● Work to be completed
Print the entries once more, unchanged.

* * * * * * * * *

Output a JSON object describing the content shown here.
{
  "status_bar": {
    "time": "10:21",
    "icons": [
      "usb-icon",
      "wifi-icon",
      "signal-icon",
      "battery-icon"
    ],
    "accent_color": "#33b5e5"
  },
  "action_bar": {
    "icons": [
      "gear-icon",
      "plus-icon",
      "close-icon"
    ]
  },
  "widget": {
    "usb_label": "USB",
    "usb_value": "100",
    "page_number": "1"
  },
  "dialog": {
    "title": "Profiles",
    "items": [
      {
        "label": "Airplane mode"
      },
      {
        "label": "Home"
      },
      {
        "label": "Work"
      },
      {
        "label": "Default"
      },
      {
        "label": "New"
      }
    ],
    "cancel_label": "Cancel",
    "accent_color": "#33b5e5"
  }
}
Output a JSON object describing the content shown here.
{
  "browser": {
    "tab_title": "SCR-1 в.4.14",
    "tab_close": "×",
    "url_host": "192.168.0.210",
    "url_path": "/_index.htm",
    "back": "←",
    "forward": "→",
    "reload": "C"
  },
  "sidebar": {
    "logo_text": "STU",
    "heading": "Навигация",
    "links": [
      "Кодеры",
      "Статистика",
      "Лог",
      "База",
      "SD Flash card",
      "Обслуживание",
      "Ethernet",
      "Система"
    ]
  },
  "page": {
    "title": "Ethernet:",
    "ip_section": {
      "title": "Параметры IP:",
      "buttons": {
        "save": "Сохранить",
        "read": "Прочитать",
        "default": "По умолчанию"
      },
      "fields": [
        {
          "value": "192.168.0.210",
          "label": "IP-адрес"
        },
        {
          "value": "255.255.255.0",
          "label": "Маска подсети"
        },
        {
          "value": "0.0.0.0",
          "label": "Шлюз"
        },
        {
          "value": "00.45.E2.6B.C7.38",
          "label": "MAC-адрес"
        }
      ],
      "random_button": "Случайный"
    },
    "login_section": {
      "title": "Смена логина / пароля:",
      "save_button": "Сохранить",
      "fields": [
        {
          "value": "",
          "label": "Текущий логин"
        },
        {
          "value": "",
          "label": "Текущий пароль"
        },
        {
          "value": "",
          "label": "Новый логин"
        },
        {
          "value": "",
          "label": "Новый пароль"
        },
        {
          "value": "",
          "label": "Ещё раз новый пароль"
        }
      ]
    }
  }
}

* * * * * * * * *

● Output for this exercise
Output a JSON object describing the content shown here.
{
  "status_bar": {
    "time": "10:21",
    "icons": [
      "usb-icon",
      "wifi-icon",
      "signal-icon",
      "battery-icon"
    ],
    "accent_color": "#33b5e5"
  },
  "action_bar": {
    "icons": [
      "gear-icon",
      "plus-icon",
      "close-icon"
    ]
  },
  "widget": {
    "usb_label": "USB",
    "usb_value": "100",
    "page_number": "1"
  },
  "dialog": {
    "title": "Profiles",
    "items": [
      {
        "label": "Airplane mode"
      },
      {
        "label": "Home"
      },
      {
        "label": "Work"
      },
      {
        "label": "Default"
      },
      {
        "label": "New"
      }
    ],
    "cancel_label": "Cancel",
    "accent_color": "#33b5e5"
  }
}
Output a JSON object describing the content shown here.
{
  "browser": {
    "tab_title": "SCR-1 в.4.14",
    "tab_close": "×",
    "url_host": "192.168.0.210",
    "url_path": "/_index.htm",
    "back": "←",
    "forward": "→",
    "reload": "C"
  },
  "sidebar": {
    "logo_text": "STU",
    "heading": "Навигация",
    "links": [
      "Кодеры",
      "Статистика",
      "Лог",
      "База",
      "SD Flash card",
      "Обслуживание",
      "Ethernet",
      "Система"
    ]
  },
  "page": {
    "title": "Ethernet:",
    "ip_section": {
      "title": "Параметры IP:",
      "buttons": {
        "save": "Сохранить",
        "read": "Прочитать",
        "default": "По умолчанию"
      },
      "fields": [
        {
          "value": "192.168.0.210",
          "label": "IP-адрес"
        },
        {
          "value": "255.255.255.0",
          "label": "Маска подсети"
        },
        {
          "value": "0.0.0.0",
          "label": "Шлюз"
        },
        {
          "value": "00.45.E2.6B.C7.38",
          "label": "MAC-адрес"
        }
      ],
      "random_button": "Случайный"
    },
    "login_section": {
      "title": "Смена логина / пароля:",
      "save_button": "Сохранить",
      "fields": [
        {
          "value": "",
          "label": "Текущий логин"
        },
        {
          "value": "",
          "label": "Текущий пароль"
        },
        {
          "value": "",
          "label": "Новый логин"
        },
        {
          "value": "",
          "label": "Новый пароль"
        },
        {
          "value": "",
          "label": "Ещё раз новый пароль"
        }
      ]
    }
  }
}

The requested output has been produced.